Task prompt
The entries shown below should be output exactly as they appear.

Data excerpts
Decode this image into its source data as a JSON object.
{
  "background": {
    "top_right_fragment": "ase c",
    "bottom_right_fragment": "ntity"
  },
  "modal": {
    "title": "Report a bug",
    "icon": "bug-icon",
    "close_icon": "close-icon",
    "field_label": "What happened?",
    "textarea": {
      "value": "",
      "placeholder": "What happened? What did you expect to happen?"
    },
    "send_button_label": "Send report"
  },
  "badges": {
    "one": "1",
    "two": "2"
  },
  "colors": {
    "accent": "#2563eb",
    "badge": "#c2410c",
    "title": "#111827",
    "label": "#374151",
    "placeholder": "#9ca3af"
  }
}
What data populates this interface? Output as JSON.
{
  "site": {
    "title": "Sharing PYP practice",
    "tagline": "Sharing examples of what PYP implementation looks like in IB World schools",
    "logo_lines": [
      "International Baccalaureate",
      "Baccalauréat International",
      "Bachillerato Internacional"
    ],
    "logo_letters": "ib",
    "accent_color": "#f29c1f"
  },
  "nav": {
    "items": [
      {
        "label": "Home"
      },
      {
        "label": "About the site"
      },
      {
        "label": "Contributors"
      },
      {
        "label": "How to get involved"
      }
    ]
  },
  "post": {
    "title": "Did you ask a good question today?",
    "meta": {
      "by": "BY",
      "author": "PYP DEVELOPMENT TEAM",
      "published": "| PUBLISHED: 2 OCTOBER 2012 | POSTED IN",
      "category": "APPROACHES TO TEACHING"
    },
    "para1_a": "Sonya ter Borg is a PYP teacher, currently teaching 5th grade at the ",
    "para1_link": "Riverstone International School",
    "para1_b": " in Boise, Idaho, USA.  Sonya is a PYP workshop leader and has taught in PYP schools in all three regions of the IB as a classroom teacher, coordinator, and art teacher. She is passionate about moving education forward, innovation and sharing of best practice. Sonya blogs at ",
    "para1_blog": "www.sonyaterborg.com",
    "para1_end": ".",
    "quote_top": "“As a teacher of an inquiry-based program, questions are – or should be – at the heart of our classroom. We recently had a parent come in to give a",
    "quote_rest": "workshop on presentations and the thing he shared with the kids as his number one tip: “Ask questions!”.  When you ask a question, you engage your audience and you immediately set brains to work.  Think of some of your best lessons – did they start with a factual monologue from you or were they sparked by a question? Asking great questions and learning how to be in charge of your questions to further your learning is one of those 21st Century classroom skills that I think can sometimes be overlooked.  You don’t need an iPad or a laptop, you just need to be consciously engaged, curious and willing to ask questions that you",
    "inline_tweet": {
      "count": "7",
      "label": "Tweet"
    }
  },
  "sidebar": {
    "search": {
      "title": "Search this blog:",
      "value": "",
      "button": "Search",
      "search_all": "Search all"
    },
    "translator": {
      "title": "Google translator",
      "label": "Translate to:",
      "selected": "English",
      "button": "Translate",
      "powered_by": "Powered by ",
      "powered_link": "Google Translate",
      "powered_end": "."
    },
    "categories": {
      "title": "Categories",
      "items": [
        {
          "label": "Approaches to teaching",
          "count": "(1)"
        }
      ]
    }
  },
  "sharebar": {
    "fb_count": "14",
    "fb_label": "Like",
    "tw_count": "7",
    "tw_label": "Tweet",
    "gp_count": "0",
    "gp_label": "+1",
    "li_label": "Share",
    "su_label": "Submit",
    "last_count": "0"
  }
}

Result below
Decode this image into its source data as a JSON object.
{
  "background": {
    "top_right_fragment": "ase c",
    "bottom_right_fragment": "ntity"
  },
  "modal": {
    "title": "Report a bug",
    "icon": "bug-icon",
    "close_icon": "close-icon",
    "field_label": "What happened?",
    "textarea": {
      "value": "",
      "placeholder": "What happened? What did you expect to happen?"
    },
    "send_button_label": "Send report"
  },
  "badges": {
    "one": "1",
    "two": "2"
  },
  "colors": {
    "accent": "#2563eb",
    "badge": "#c2410c",
    "title": "#111827",
    "label": "#374151",
    "placeholder": "#9ca3af"
  }
}
What data populates this interface? Output as JSON.
{
  "site": {
    "title": "Sharing PYP practice",
    "tagline": "Sharing examples of what PYP implementation looks like in IB World schools",
    "logo_lines": [
      "International Baccalaureate",
      "Baccalauréat International",
      "Bachillerato Internacional"
    ],
    "logo_letters": "ib",
    "accent_color": "#f29c1f"
  },
  "nav": {
    "items": [
      {
        "label": "Home"
      },
      {
        "label": "About the site"
      },
      {
        "label": "Contributors"
      },
      {
        "label": "How to get involved"
      }
    ]
  },
  "post": {
    "title": "Did you ask a good question today?",
    "meta": {
      "by": "BY",
      "author": "PYP DEVELOPMENT TEAM",
      "published": "| PUBLISHED: 2 OCTOBER 2012 | POSTED IN",
      "category": "APPROACHES TO TEACHING"
    },
    "para1_a": "Sonya ter Borg is a PYP teacher, currently teaching 5th grade at the ",
    "para1_link": "Riverstone International School",
    "para1_b": " in Boise, Idaho, USA.  Sonya is a PYP workshop leader and has taught in PYP schools in all three regions of the IB as a classroom teacher, coordinator, and art teacher. She is passionate about moving education forward, innovation and sharing of best practice. Sonya blogs at ",
    "para1_blog": "www.sonyaterborg.com",
    "para1_end": ".",
    "quote_top": "“As a teacher of an inquiry-based program, questions are – or should be – at the heart of our classroom. We recently had a parent come in to give a",
    "quote_rest": "workshop on presentations and the thing he shared with the kids as his number one tip: “Ask questions!”.  When you ask a question, you engage your audience and you immediately set brains to work.  Think of some of your best lessons – did they start with a factual monologue from you or were they sparked by a question? Asking great questions and learning how to be in charge of your questions to further your learning is one of those 21st Century classroom skills that I think can sometimes be overlooked.  You don’t need an iPad or a laptop, you just need to be consciously engaged, curious and willing to ask questions that you",
    "inline_tweet": {
      "count": "7",
      "label": "Tweet"
    }
  },
  "sidebar": {
    "search": {
      "title": "Search this blog:",
      "value": "",
      "button": "Search",
      "search_all": "Search all"
    },
    "translator": {
      "title": "Google translator",
      "label": "Translate to:",
      "selected": "English",
      "button": "Translate",
      "powered_by": "Powered by ",
      "powered_link": "Google Translate",
      "powered_end": "."
    },
    "categories": {
      "title": "Categories",
      "items": [
        {
          "label": "Approaches to teaching",
          "count": "(1)"
        }
      ]
    }
  },
  "sharebar": {
    "fb_count": "14",
    "fb_label": "Like",
    "tw_count": "7",
    "tw_label": "Tweet",
    "gp_count": "0",
    "gp_label": "+1",
    "li_label": "Share",
    "su_label": "Submit",
    "last_count": "0"
  }
}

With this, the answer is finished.